EXERCISE PROMPT
Write only the number of lines in the entries that hold the string "name".

EXERCISE DATA below:

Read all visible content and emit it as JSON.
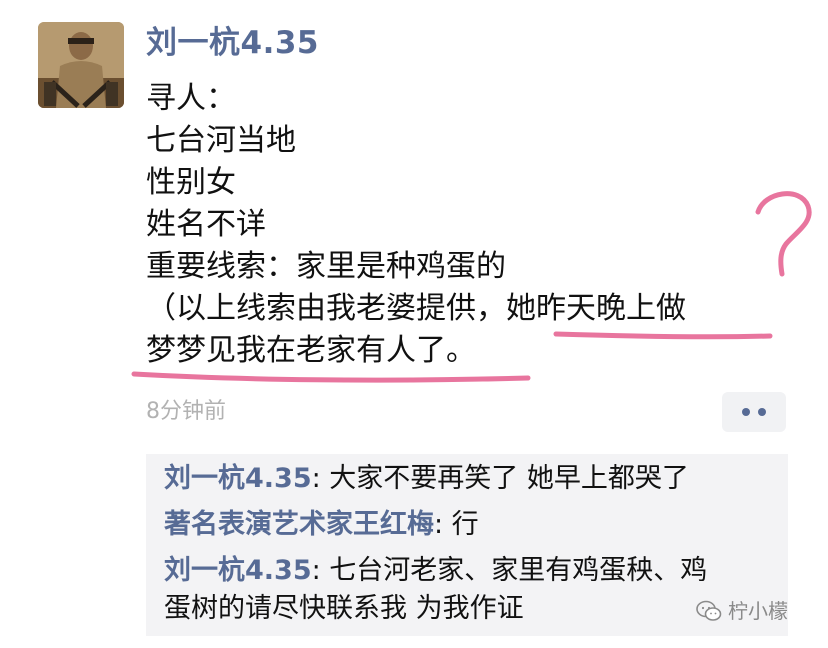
{
  "post": {
    "author": "刘一杭4.35",
    "lines": [
      "寻人：",
      "七台河当地",
      "性别女",
      "姓名不详",
      "重要线索：家里是种鸡蛋的",
      "（以上线索由我老婆提供，她昨天晚上做",
      "梦梦见我在老家有人了。"
    ],
    "time": "8分钟前",
    "more_icon": "more-dots-icon"
  },
  "comments": [
    {
      "name": "刘一杭4.35",
      "text": ": 大家不要再笑了 她早上都哭了"
    },
    {
      "name": "著名表演艺术家王红梅",
      "text": ": 行"
    },
    {
      "name": "刘一杭4.35",
      "text": ": 七台河老家、家里有鸡蛋秧、鸡"
    },
    {
      "name": "",
      "text": "蛋树的请尽快联系我 为我作证"
    }
  ],
  "watermark": {
    "icon": "wechat-icon",
    "text": "柠小檬"
  },
  "annotation_color": "#e8759e"
}
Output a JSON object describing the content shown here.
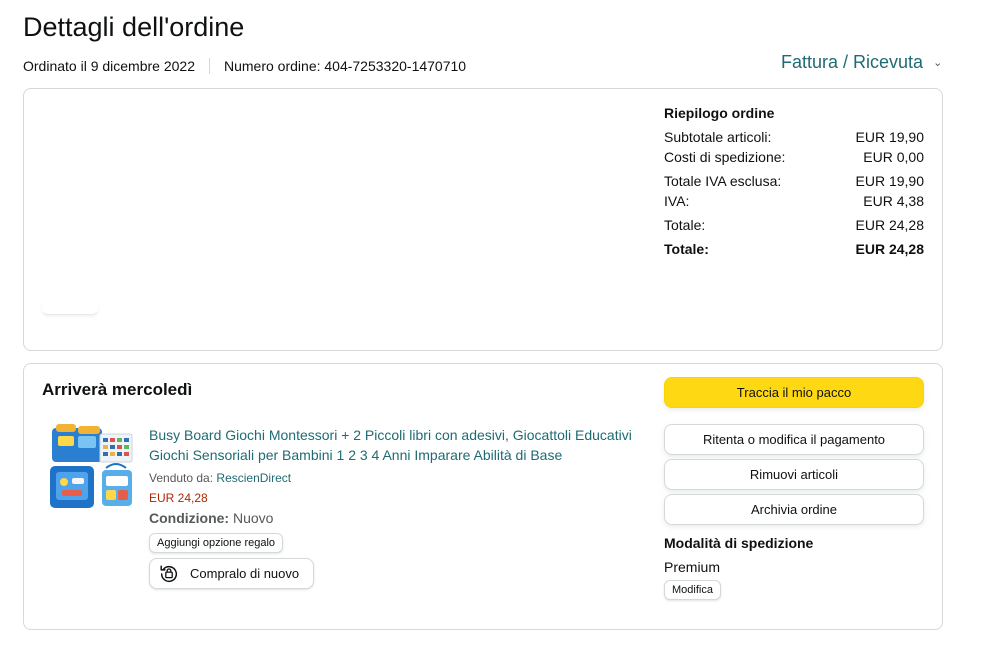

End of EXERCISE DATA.

TASK RESPONSE
4